It is already THREE years that I am calling upon you, Polish Jewry, who are the crown of World Jewry. I continue to warn you incessantly that a catastrophe is coming closer. I became grey and old in these years, my heart bleeds, that you, dear brother and sisters, do not see the volcano which will soon begin to spit its all-consuming lava. I see that you are not seeing this because you are immersed and sunk in your daily worries. Today, however, I demand from you trust. You were convinced already that my prognoses have already proven to be right. If you think differently, then drive me out of your midst! However, if you do believe me, then listen to me in this twelfth hour: In the name of G-d! Let anyone of you save himself, as long as there is still time, and time there is very little.
What else I would like to say to you on this day of Tisha B'Av is whoever of you will escape from the catastrophe, he or she will live to see the exalted moment of a great Jewish wedding - the rebirth and rise of a Jewish state. I don't know if I will be privileged to see it, but my son will! I believe in this, as I am sure that tomorrow morning the sun will rise.
Eliminate the Diaspora or the Diaspora will surely eliminate you.
The warning went unheeded. The The Jewish Bund in Poland ridiculed Jabotinsky as a "paper general."
In 1937, the Irgun Tzvai Leumi (I.Z.L) became the military arm of the Jabotinsky movement and he became its commander. The three bodies headed by Jabotinsky, The New Zionist Organization (N.Z.O), the Betar youth movement and the Irgun Tzvai Leumi (I.Z.L) were three extensions of the same movement. The New Zionist Organization was the political arm that maintained contacts with governments and other political factors, Betar educated the youth of the Diaspora for the liberation and building of Eretz Israel and the Irgun Tzvai Leumi (I.Z.L) was the military arm that fought against the enemies of the Zionist enterprise. These bodies cooperated in the organization of Af Al Pi illegal immigration. Within this framework, more than 40 ships sailed from European ports bringing to Eretz Israel tens of thousands of illegal immigrants.
Throughout this period of intense political activity, Jabotinsky continued to write poetry, novels, short stories and articles on politics, social and economic problems. From among his literary creations, The Jewish Legion, Prelude to Delilah (Samson) and The Five, served as an inspiration for Jews of the Diaspora.
Jabotinsky was fluent in many languages and translated into Hebrew some of the best-known classics of world literature.
During 1939-1940, Jabotinsky was active in Britain and the United States in the hope of establishing a Jewish army to fight side by side with the Allies against Nazi Germany.

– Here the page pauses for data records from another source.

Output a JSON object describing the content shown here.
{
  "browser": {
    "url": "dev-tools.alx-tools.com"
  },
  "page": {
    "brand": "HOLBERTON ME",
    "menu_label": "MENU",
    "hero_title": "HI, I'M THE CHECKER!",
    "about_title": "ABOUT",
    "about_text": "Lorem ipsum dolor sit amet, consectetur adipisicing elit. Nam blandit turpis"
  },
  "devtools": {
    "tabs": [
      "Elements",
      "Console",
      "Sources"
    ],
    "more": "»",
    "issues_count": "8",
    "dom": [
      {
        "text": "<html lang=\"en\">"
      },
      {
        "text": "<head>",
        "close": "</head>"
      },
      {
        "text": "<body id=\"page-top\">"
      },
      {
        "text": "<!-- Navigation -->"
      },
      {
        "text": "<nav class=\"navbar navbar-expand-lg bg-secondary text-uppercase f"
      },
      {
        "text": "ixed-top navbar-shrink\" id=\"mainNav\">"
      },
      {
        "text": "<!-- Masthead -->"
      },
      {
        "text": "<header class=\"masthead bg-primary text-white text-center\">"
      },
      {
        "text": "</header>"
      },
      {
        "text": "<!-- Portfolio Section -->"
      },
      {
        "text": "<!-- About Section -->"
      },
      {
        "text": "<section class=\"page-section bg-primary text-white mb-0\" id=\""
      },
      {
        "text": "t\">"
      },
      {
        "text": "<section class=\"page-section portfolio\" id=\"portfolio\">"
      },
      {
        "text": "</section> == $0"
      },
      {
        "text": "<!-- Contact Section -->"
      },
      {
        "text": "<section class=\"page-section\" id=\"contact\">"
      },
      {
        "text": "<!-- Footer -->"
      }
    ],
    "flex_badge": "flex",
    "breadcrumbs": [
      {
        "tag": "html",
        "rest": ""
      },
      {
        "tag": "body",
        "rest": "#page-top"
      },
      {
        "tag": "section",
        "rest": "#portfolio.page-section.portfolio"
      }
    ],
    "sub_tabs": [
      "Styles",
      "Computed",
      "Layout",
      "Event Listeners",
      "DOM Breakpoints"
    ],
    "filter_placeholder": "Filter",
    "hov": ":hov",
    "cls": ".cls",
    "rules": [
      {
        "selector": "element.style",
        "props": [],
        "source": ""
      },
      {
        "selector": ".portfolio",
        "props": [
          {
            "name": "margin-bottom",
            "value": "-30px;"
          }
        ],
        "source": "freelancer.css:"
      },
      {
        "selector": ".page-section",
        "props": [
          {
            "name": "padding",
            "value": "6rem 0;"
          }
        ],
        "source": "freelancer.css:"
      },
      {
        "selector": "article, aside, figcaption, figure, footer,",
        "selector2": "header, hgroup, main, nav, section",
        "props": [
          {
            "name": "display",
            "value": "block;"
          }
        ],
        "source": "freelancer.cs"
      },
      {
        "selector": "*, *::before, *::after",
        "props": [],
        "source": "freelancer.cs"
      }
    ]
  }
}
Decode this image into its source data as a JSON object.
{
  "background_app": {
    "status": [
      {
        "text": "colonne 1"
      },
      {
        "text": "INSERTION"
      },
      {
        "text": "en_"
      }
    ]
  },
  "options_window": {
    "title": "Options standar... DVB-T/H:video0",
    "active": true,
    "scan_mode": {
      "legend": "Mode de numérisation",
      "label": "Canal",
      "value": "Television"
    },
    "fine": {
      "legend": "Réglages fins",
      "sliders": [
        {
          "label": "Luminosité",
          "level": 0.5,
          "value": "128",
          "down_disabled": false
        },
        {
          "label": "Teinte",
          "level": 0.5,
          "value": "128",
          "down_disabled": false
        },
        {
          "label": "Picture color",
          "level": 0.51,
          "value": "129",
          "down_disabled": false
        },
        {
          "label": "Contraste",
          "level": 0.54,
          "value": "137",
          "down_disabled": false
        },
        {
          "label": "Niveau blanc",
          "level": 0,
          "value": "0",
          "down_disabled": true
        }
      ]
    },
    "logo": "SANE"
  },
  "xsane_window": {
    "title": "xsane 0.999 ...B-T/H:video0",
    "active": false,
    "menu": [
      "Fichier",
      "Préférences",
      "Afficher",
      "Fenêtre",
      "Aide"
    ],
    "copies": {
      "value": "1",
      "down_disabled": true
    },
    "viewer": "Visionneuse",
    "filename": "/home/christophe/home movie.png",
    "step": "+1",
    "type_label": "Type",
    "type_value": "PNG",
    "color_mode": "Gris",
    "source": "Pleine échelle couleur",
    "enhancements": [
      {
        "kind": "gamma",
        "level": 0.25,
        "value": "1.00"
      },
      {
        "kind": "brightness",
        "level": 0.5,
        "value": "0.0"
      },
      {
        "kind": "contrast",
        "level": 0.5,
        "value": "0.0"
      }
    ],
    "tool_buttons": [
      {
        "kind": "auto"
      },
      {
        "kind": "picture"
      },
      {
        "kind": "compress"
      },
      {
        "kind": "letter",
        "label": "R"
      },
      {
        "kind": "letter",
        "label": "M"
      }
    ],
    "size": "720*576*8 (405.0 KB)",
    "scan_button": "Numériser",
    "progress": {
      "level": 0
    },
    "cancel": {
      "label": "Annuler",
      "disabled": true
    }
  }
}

On August 4, 1940, while visiting the Betar camp in New York, he suffered a massive heart attack. In his will he requested that his remains be interred in Eretz Israel if so requested at the express order of the Hebrew Government of the Jewish State that shall arise. His will was fulfilled by Levi Eshkol, Israel's third Prime Minister. In 1964, Jabotinsky's remains and those of his wife Jeanne were reinterred on Mount Herzl in Jerusalem.